* WHAT YOU HAVE TO DO *
Before you reproduce the entries that follow, strip out any image they contain and keep the rest exact.

(Dataset rows for apps and sites)

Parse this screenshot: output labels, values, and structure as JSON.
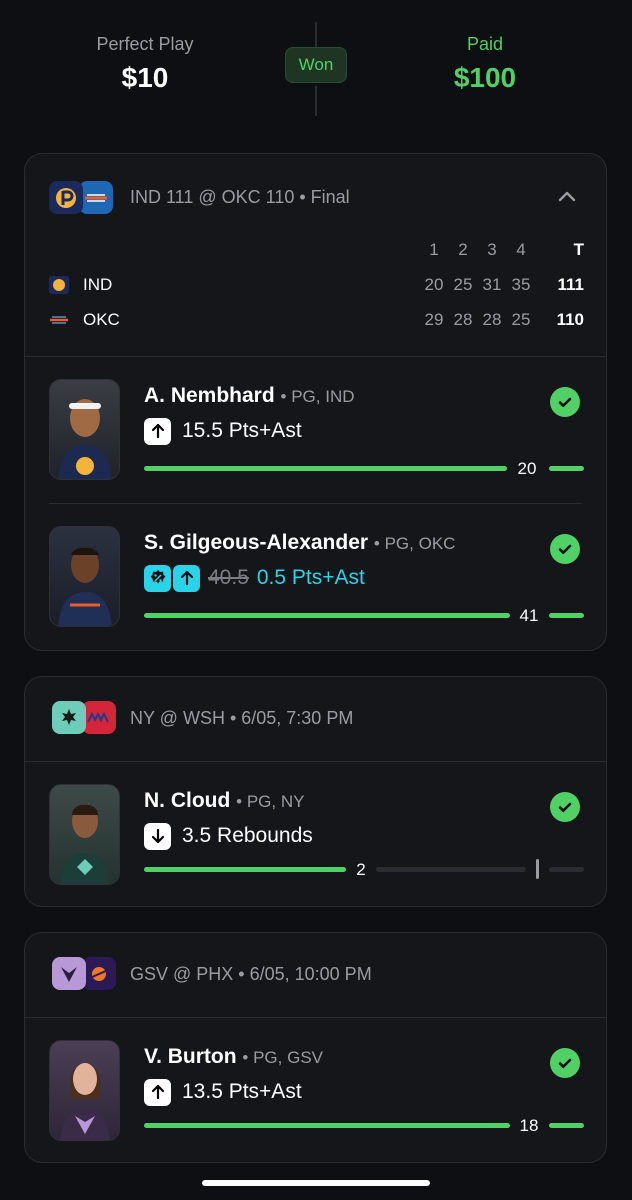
{
  "header": {
    "play_label": "Perfect Play",
    "play_amount": "$10",
    "status": "Won",
    "paid_label": "Paid",
    "paid_amount": "$100"
  },
  "games": [
    {
      "title": "IND 111 @ OKC 110 • Final",
      "logos": [
        "pacers-logo",
        "thunder-logo"
      ],
      "box_score": {
        "headers": [
          "1",
          "2",
          "3",
          "4",
          "T"
        ],
        "rows": [
          {
            "team": "IND",
            "quarters": [
              "20",
              "25",
              "31",
              "35"
            ],
            "total": "111"
          },
          {
            "team": "OKC",
            "quarters": [
              "29",
              "28",
              "28",
              "25"
            ],
            "total": "110"
          }
        ]
      },
      "picks": [
        {
          "name": "A. Nembhard",
          "meta": "• PG, IND",
          "direction": "up",
          "line": "15.5 Pts+Ast",
          "actual": "20",
          "progress": 1.0
        },
        {
          "name": "S. Gilgeous-Alexander",
          "meta": "• PG, OKC",
          "direction": "up",
          "promo": true,
          "original_line": "40.5",
          "line": "0.5 Pts+Ast",
          "actual": "41",
          "progress": 1.0
        }
      ]
    },
    {
      "title": "NY @ WSH • 6/05, 7:30 PM",
      "logos": [
        "liberty-logo",
        "mystics-logo"
      ],
      "picks": [
        {
          "name": "N. Cloud",
          "meta": "• PG, NY",
          "direction": "down",
          "line": "3.5 Rebounds",
          "actual": "2",
          "progress": 0.57
        }
      ]
    },
    {
      "title": "GSV @ PHX • 6/05, 10:00 PM",
      "logos": [
        "valkyries-logo",
        "mercury-logo"
      ],
      "picks": [
        {
          "name": "V. Burton",
          "meta": "• PG, GSV",
          "direction": "up",
          "line": "13.5 Pts+Ast",
          "actual": "18",
          "progress": 1.0
        }
      ]
    }
  ],
  "colors": {
    "accent_green": "#4fd166",
    "promo_cyan": "#29d3e8",
    "background": "#0e0f12",
    "card": "#15161a"
  }
}
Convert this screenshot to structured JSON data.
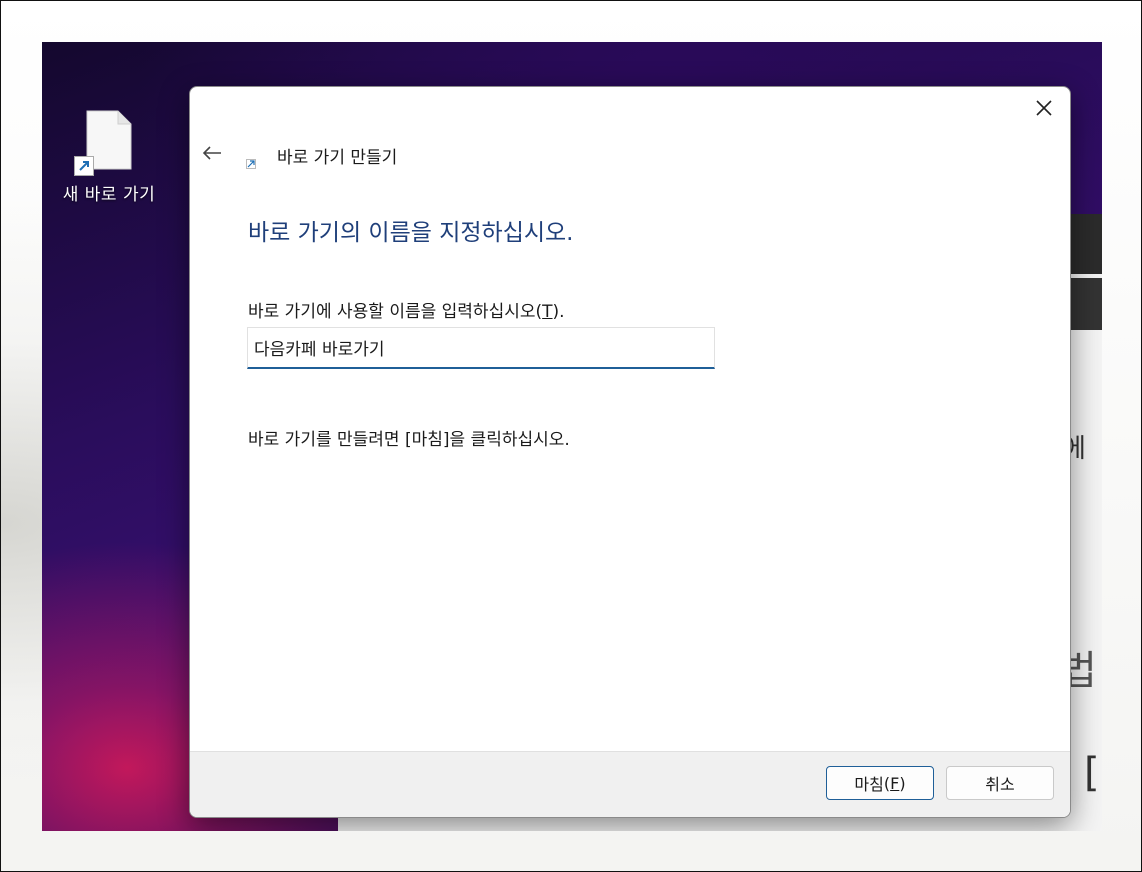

* RESPONSE TO THIS EXERCISE *
Parse this screenshot: output labels, values, and structure as JSON.
{
  "header": {
    "play_label": "Perfect Play",
    "play_amount": "$10",
    "status": "Won",
    "paid_label": "Paid",
    "paid_amount": "$100"
  },
  "games": [
    {
      "title": "IND 111 @ OKC 110 • Final",
      "logos": [
        "pacers-logo",
        "thunder-logo"
      ],
      "box_score": {
        "headers": [
          "1",
          "2",
          "3",
          "4",
          "T"
        ],
        "rows": [
          {
            "team": "IND",
            "quarters": [
              "20",
              "25",
              "31",
              "35"
            ],
            "total": "111"
          },
          {
            "team": "OKC",
            "quarters": [
              "29",
              "28",
              "28",
              "25"
            ],
            "total": "110"
          }
        ]
      },
      "picks": [
        {
          "name": "A. Nembhard",
          "meta": "• PG, IND",
          "direction": "up",
          "line": "15.5 Pts+Ast",
          "actual": "20",
          "progress": 1.0
        },
        {
          "name": "S. Gilgeous-Alexander",
          "meta": "• PG, OKC",
          "direction": "up",
          "promo": true,
          "original_line": "40.5",
          "line": "0.5 Pts+Ast",
          "actual": "41",
          "progress": 1.0
        }
      ]
    },
    {
      "title": "NY @ WSH • 6/05, 7:30 PM",
      "logos": [
        "liberty-logo",
        "mystics-logo"
      ],
      "picks": [
        {
          "name": "N. Cloud",
          "meta": "• PG, NY",
          "direction": "down",
          "line": "3.5 Rebounds",
          "actual": "2",
          "progress": 0.57
        }
      ]
    },
    {
      "title": "GSV @ PHX • 6/05, 10:00 PM",
      "logos": [
        "valkyries-logo",
        "mercury-logo"
      ],
      "picks": [
        {
          "name": "V. Burton",
          "meta": "• PG, GSV",
          "direction": "up",
          "line": "13.5 Pts+Ast",
          "actual": "18",
          "progress": 1.0
        }
      ]
    }
  ],
  "colors": {
    "accent_green": "#4fd166",
    "promo_cyan": "#29d3e8",
    "background": "#0e0f12",
    "card": "#15161a"
  }
}
Convert this screenshot to structured JSON data.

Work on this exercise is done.